I presented a paper at MCRSA (2011): Economic Gardening and Business Incubation: Modern Municipal Economic Growth and Development Strategies (Girdwood and Girdwood).
Abstract: Economic gardening is an emerging resource utilization mechanism amongst economic developers. Business incubation has been around for a few decades, and we provide an empirical update in order to understand how it may be better utilized as an economic resource. Economic gardening and business incubation may provide opportunities for robust small business development and growth over the long term. We provide City Managers (or Mayors) and City Councils (or Economic Development Teams) with today’s explanation of economic gardening and business incubation, and describe when, why, and how each may cause economic development and small business growth and development. Finally, we offer insight into the rational choice and post‐positivist perspectives regarding the research of business incubation and economic gardening.
This article was published in the proceedings, see here. Also, I presented the appropriate portions of this research to the City Commission Meeting (Royal Oak) as a service to my community. See my presentation to the Commission here. My PowerPoint is here. See my report to the City here. Poster presentation at WSU Graduate Research Day is here.
I presented a paper at MPSA (2011): Iraq Reconstruction: Investing in Multinational Corporations? (Girdwood and Girdwood).
Abstract: Who received American tax dollars for Iraq reconstruction during Operation Iraqi Freedom? To what extent did Iraqi Contractors receive Iraqi reconstruction contracts from Coalition forces? Our data originates from the Special Inspector for Iraqi Reconstruction (sigir.mil). We analyzed 10,541 reconstruction Iraq contracts from 2004- 2006 in order to measure foreign direct investment. From the data, we estimated that Iraqis received 31% of the contracts, but that those contracts only accounted for 4% of the capital invested. In fact, about 79% of the American tax dollars was invest ed into multinational corporations, while 17% (11 billion dollars) cannot be attributed to any firm, because a specific contractor was not specified (left blank). Overall, the data reveals that multinational corporations disproportionately received Iraqi reconstruction dollars, rather than the Iraqi contractors.

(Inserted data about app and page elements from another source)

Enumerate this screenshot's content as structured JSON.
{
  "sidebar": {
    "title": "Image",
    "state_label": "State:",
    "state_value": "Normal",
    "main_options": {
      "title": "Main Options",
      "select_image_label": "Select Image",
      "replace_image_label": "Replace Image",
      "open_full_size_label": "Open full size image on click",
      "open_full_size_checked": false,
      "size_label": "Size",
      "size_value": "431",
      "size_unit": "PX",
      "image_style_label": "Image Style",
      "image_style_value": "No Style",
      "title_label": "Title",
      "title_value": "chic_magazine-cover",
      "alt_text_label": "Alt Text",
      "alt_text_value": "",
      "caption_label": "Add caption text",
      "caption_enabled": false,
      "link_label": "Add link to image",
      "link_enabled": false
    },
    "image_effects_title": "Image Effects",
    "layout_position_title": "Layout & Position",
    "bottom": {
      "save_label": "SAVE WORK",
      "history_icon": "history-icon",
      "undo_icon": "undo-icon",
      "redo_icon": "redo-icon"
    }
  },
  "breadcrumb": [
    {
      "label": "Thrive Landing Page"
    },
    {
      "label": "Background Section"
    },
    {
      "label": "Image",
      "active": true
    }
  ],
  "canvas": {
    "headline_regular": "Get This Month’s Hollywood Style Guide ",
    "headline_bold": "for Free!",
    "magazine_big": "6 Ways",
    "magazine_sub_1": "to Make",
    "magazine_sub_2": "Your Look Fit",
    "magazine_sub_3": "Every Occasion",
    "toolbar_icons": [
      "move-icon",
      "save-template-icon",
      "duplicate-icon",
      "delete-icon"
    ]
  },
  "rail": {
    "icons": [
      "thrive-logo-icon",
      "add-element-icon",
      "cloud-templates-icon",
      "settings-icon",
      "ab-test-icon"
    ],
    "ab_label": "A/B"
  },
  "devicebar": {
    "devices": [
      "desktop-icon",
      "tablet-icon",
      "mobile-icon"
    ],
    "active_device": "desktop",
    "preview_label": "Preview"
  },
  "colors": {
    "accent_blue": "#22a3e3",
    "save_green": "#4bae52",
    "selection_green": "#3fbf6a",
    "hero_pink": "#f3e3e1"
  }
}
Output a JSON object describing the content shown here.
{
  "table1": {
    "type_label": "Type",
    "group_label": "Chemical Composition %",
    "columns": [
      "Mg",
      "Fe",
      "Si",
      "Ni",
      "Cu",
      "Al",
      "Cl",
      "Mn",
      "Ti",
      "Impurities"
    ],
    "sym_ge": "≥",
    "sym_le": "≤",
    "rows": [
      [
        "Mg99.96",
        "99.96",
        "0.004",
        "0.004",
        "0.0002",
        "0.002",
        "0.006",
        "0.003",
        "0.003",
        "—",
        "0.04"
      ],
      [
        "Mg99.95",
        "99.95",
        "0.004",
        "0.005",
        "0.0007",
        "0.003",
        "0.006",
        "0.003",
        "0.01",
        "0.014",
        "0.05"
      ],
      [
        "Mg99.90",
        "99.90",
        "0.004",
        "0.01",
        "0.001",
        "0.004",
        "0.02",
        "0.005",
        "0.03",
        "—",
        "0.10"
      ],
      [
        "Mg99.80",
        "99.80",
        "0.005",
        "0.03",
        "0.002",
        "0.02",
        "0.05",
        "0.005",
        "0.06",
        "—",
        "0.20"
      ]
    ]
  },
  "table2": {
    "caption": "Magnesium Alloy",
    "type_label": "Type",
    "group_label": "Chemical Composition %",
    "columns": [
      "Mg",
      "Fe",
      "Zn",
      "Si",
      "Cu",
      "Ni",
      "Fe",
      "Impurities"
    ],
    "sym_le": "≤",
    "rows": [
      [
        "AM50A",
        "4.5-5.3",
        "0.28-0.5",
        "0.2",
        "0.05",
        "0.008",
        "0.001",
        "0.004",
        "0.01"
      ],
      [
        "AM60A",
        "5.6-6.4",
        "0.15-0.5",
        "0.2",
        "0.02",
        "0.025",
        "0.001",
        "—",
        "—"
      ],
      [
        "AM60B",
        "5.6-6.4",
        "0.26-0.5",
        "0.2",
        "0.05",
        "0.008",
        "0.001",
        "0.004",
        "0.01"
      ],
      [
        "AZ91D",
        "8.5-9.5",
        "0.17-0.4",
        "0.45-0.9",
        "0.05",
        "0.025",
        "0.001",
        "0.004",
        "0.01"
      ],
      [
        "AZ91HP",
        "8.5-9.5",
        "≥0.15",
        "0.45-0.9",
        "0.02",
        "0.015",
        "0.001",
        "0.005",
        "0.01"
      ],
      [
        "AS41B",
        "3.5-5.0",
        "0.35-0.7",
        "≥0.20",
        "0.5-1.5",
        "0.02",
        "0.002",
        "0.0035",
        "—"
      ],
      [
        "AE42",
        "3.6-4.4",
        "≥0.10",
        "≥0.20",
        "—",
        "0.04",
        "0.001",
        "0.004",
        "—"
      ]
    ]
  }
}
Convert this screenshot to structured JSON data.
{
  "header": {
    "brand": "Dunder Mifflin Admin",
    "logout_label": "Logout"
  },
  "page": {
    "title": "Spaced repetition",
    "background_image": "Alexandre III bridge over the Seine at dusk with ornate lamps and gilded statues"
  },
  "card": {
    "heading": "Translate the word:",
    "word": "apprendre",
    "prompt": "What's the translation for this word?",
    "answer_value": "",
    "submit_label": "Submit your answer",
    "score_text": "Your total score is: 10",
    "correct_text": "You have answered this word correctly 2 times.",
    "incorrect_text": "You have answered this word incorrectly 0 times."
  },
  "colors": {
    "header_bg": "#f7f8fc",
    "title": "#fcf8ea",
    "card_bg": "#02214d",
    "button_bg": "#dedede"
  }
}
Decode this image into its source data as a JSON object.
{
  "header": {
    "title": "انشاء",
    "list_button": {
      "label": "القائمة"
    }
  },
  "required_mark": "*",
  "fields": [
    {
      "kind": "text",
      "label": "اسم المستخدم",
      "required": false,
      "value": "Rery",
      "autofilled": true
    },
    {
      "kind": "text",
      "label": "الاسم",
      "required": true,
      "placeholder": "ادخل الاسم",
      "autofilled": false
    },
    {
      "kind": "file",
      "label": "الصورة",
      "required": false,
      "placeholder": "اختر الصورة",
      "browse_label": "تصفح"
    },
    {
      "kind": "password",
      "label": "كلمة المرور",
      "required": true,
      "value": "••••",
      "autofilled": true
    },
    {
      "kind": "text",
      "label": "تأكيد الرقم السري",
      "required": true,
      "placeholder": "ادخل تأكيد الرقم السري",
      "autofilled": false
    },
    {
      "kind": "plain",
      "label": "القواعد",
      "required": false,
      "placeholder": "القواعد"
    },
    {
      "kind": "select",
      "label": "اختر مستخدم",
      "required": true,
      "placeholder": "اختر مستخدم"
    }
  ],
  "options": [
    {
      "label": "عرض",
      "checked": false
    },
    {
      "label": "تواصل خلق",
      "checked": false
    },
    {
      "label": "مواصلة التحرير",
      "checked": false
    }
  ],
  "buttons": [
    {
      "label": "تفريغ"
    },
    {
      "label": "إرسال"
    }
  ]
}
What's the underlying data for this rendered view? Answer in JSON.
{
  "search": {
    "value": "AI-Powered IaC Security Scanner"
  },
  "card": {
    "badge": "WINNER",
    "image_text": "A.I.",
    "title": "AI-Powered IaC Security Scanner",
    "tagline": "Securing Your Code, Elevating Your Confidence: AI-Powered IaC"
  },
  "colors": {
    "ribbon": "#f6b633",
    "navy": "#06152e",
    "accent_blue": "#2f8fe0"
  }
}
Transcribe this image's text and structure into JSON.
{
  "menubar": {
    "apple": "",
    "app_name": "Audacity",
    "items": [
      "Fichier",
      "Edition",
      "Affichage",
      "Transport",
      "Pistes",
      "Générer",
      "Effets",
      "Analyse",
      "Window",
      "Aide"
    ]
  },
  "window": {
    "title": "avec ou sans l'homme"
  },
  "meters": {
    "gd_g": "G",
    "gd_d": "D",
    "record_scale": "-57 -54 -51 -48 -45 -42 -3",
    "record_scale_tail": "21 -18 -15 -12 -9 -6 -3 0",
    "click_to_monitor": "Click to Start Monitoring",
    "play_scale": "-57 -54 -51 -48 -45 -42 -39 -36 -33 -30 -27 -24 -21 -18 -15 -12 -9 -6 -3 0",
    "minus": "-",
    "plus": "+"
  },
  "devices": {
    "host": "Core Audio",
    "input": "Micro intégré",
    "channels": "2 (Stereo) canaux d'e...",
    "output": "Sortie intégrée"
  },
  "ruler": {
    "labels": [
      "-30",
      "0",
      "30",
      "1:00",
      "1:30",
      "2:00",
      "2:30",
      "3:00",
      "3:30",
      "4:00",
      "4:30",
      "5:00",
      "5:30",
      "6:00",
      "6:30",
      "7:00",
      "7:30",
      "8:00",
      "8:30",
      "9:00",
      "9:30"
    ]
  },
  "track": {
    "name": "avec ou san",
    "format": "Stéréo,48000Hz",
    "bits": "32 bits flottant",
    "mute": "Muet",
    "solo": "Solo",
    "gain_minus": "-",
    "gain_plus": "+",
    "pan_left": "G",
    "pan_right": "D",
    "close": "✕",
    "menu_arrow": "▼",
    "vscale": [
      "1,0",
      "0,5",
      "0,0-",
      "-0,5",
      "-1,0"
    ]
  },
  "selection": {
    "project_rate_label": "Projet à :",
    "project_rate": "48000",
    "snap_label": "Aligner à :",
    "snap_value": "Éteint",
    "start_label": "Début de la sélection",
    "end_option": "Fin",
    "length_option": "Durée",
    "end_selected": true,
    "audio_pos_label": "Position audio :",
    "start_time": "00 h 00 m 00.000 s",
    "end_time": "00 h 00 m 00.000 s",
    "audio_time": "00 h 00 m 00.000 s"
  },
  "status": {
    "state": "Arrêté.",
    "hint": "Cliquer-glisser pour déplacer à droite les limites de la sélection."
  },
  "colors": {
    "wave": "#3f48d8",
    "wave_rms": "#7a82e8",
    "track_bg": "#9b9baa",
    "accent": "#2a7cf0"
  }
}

See this conference paper here. A better version of this paper i sunder review..
SYMBOL OF G-MODEL FOR AMERICAN POLITICAL CULTURE RESEARCH: